*** Data provided Section Begins ***

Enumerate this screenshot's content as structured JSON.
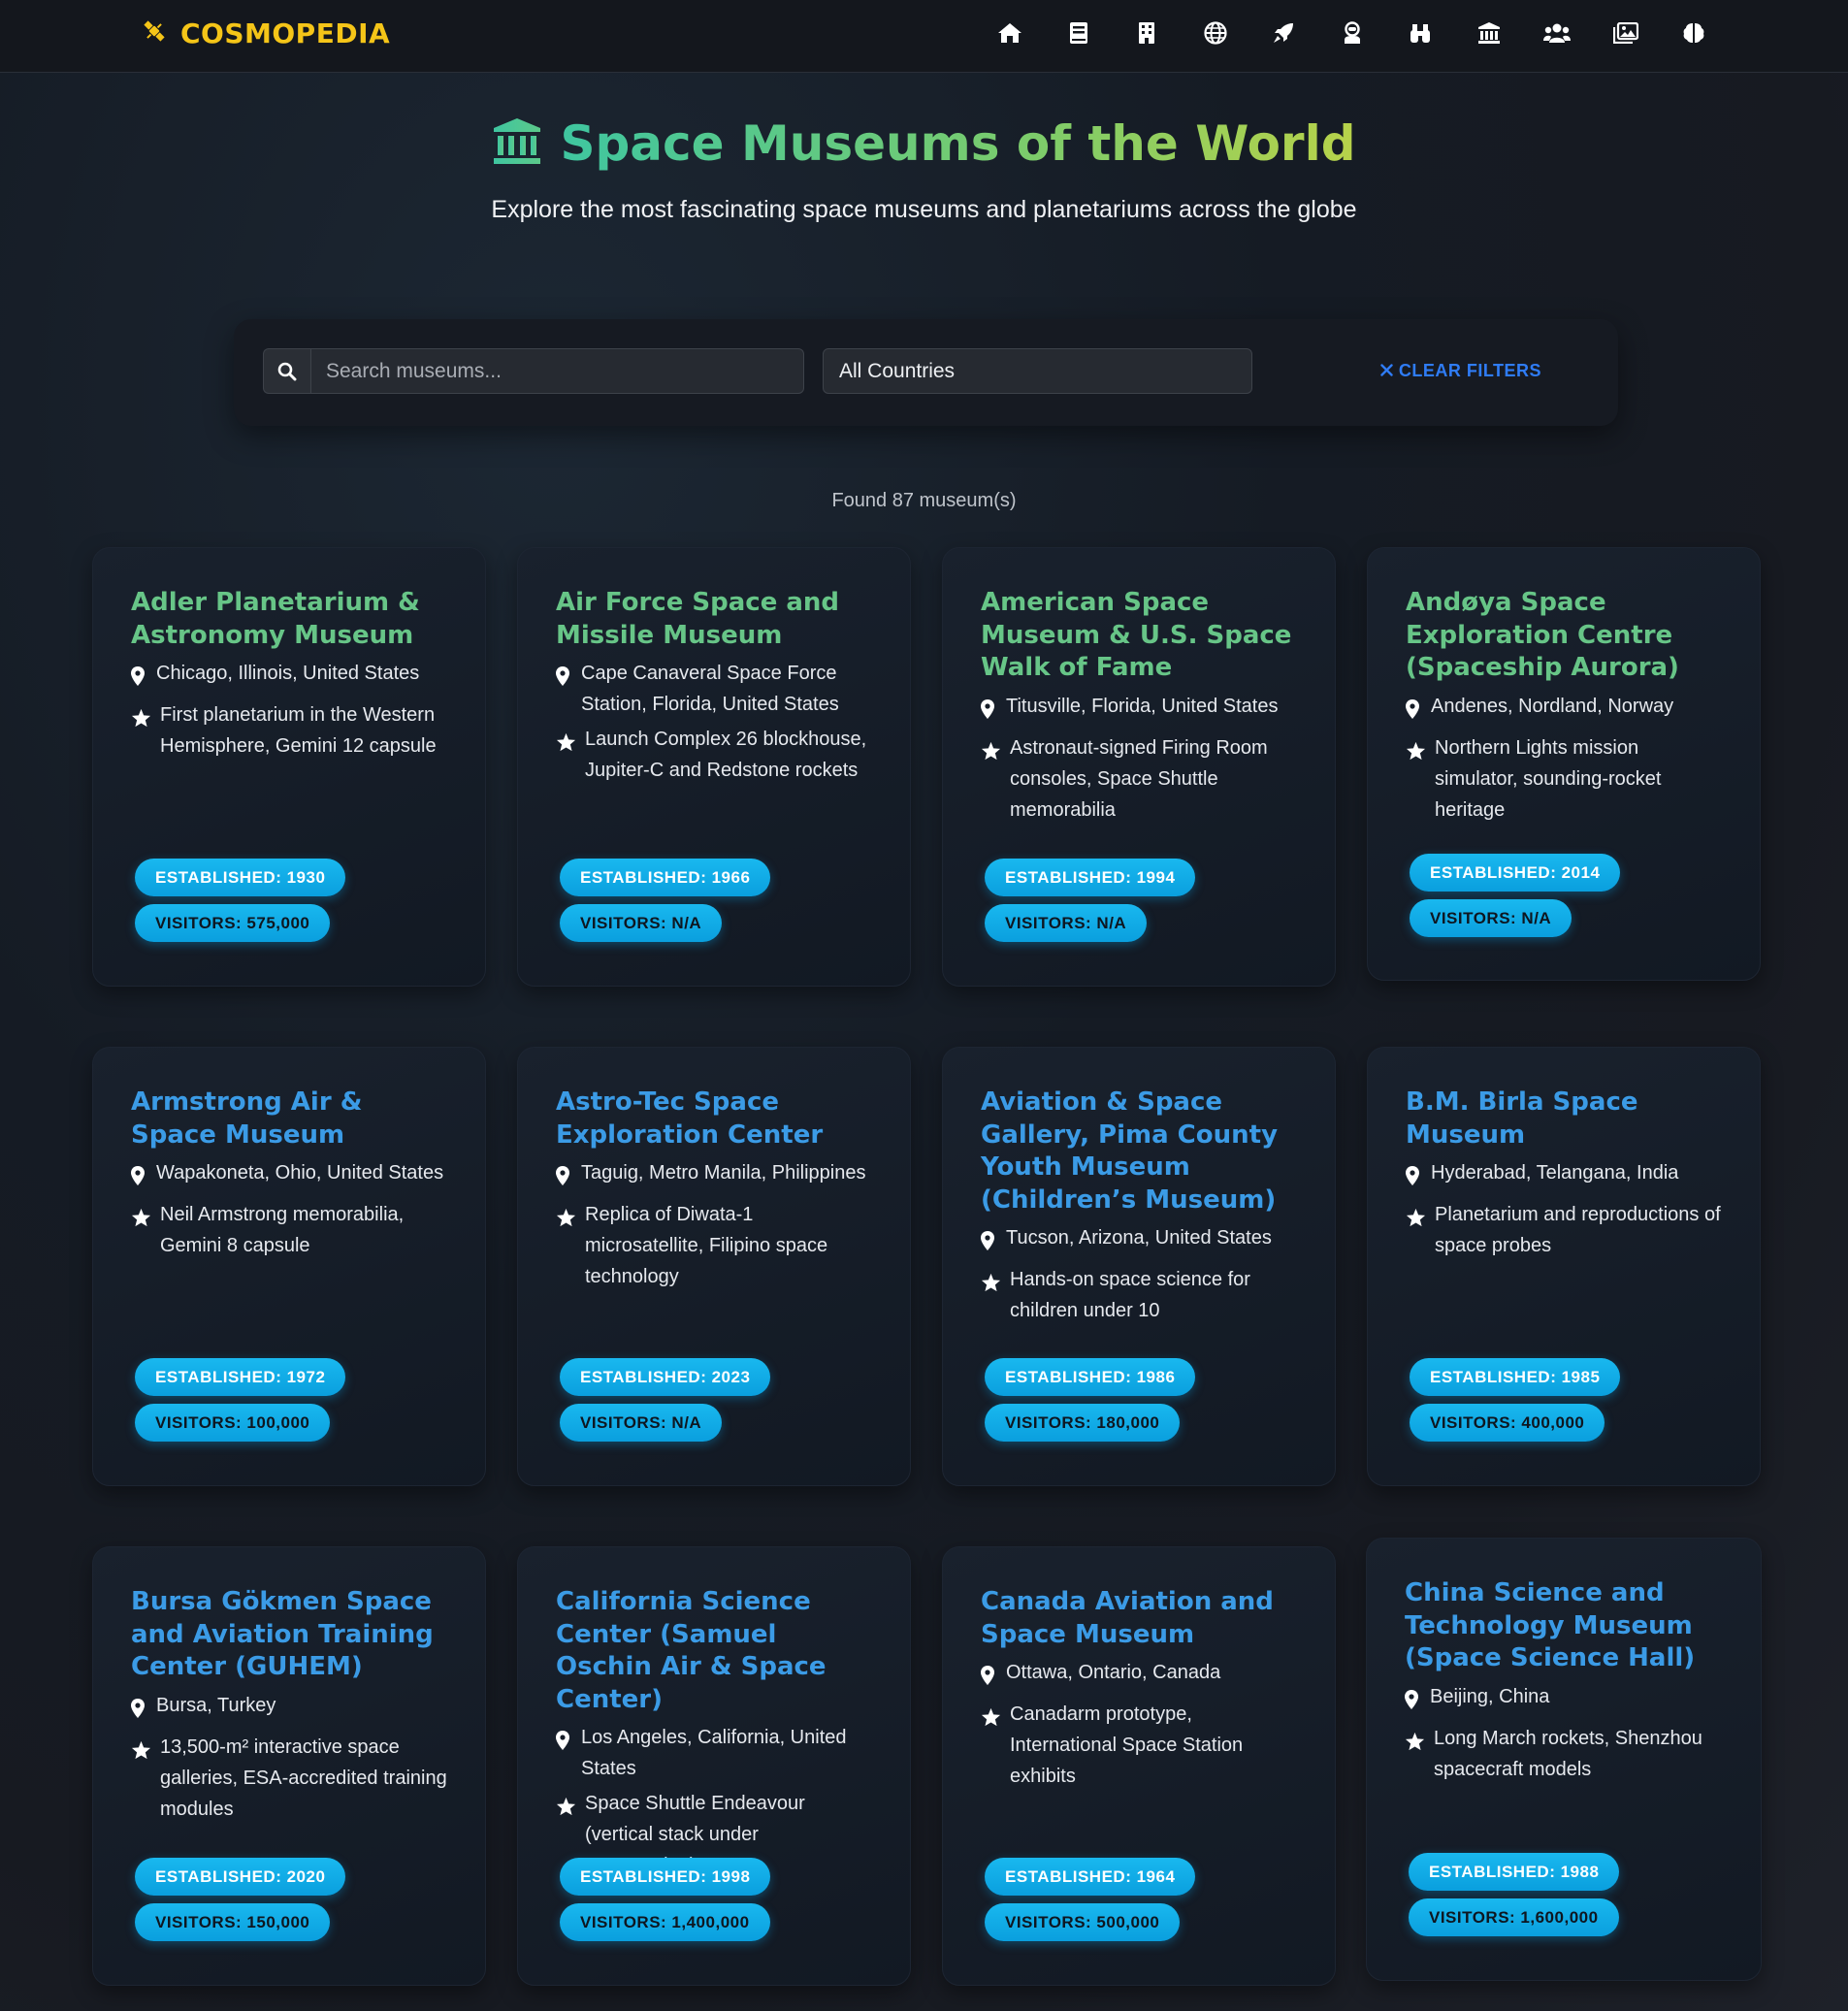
{
  "brand": {
    "name": "COSMOPEDIA"
  },
  "nav": {
    "icons": [
      "home-icon",
      "book-icon",
      "building-icon",
      "globe-icon",
      "rocket-icon",
      "astronaut-icon",
      "binoculars-icon",
      "museum-icon",
      "users-icon",
      "images-icon",
      "brain-icon"
    ]
  },
  "hero": {
    "title": "Space Museums of the World",
    "subtitle": "Explore the most fascinating space museums and planetariums across the globe"
  },
  "filters": {
    "search_placeholder": "Search museums...",
    "country_selected": "All Countries",
    "clear_label": "CLEAR FILTERS"
  },
  "results": {
    "found_text": "Found 87 museum(s)"
  },
  "museums": [
    {
      "name": "Adler Planetarium & Astronomy Museum",
      "location": "Chicago, Illinois, United States",
      "highlight": "First planetarium in the Western Hemisphere, Gemini 12 capsule",
      "established": "ESTABLISHED: 1930",
      "visitors": "VISITORS: 575,000"
    },
    {
      "name": "Air Force Space and Missile Museum",
      "location": "Cape Canaveral Space Force Station, Florida, United States",
      "highlight": "Launch Complex 26 blockhouse, Jupiter-C and Redstone rockets",
      "established": "ESTABLISHED: 1966",
      "visitors": "VISITORS: N/A"
    },
    {
      "name": "American Space Museum & U.S. Space Walk of Fame",
      "location": "Titusville, Florida, United States",
      "highlight": "Astronaut-signed Firing Room consoles, Space Shuttle memorabilia",
      "established": "ESTABLISHED: 1994",
      "visitors": "VISITORS: N/A"
    },
    {
      "name": "Andøya Space Exploration Centre (Spaceship Aurora)",
      "location": "Andenes, Nordland, Norway",
      "highlight": "Northern Lights mission simulator, sounding-rocket heritage",
      "established": "ESTABLISHED: 2014",
      "visitors": "VISITORS: N/A"
    },
    {
      "name": "Armstrong Air & Space Museum",
      "location": "Wapakoneta, Ohio, United States",
      "highlight": "Neil Armstrong memorabilia, Gemini 8 capsule",
      "established": "ESTABLISHED: 1972",
      "visitors": "VISITORS: 100,000"
    },
    {
      "name": "Astro-Tec Space Exploration Center",
      "location": "Taguig, Metro Manila, Philippines",
      "highlight": "Replica of Diwata-1 microsatellite, Filipino space technology",
      "established": "ESTABLISHED: 2023",
      "visitors": "VISITORS: N/A"
    },
    {
      "name": "Aviation & Space Gallery, Pima County Youth Museum (Children’s Museum)",
      "location": "Tucson, Arizona, United States",
      "highlight": "Hands-on space science for children under 10",
      "established": "ESTABLISHED: 1986",
      "visitors": "VISITORS: 180,000"
    },
    {
      "name": "B.M. Birla Space Museum",
      "location": "Hyderabad, Telangana, India",
      "highlight": "Planetarium and reproductions of space probes",
      "established": "ESTABLISHED: 1985",
      "visitors": "VISITORS: 400,000"
    },
    {
      "name": "Bursa Gökmen Space and Aviation Training Center (GUHEM)",
      "location": "Bursa, Turkey",
      "highlight": "13,500-m² interactive space galleries, ESA-accredited training modules",
      "established": "ESTABLISHED: 2020",
      "visitors": "VISITORS: 150,000"
    },
    {
      "name": "California Science Center (Samuel Oschin Air & Space Center)",
      "location": "Los Angeles, California, United States",
      "highlight": "Space Shuttle Endeavour (vertical stack under construction)",
      "established": "ESTABLISHED: 1998",
      "visitors": "VISITORS: 1,400,000"
    },
    {
      "name": "Canada Aviation and Space Museum",
      "location": "Ottawa, Ontario, Canada",
      "highlight": "Canadarm prototype, International Space Station exhibits",
      "established": "ESTABLISHED: 1964",
      "visitors": "VISITORS: 500,000"
    },
    {
      "name": "China Science and Technology Museum (Space Science Hall)",
      "location": "Beijing, China",
      "highlight": "Long March rockets, Shenzhou spacecraft models",
      "established": "ESTABLISHED: 1988",
      "visitors": "VISITORS: 1,600,000"
    }
  ],
  "colors": {
    "brand": "#f5c518",
    "link": "#3b9be6",
    "accent_green": "#67c587",
    "badge": "#19b8ef",
    "clear": "#2f7cf6"
  }
}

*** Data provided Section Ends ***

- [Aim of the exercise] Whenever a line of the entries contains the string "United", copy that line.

- [Answer box]
      "location": "Chicago, Illinois, United States",
      "location": "Cape Canaveral Space Force Station, Florida, United States",
      "location": "Titusville, Florida, United States",
      "location": "Wapakoneta, Ohio, United States",
      "location": "Tucson, Arizona, United States",
      "location": "Los Angeles, California, United States",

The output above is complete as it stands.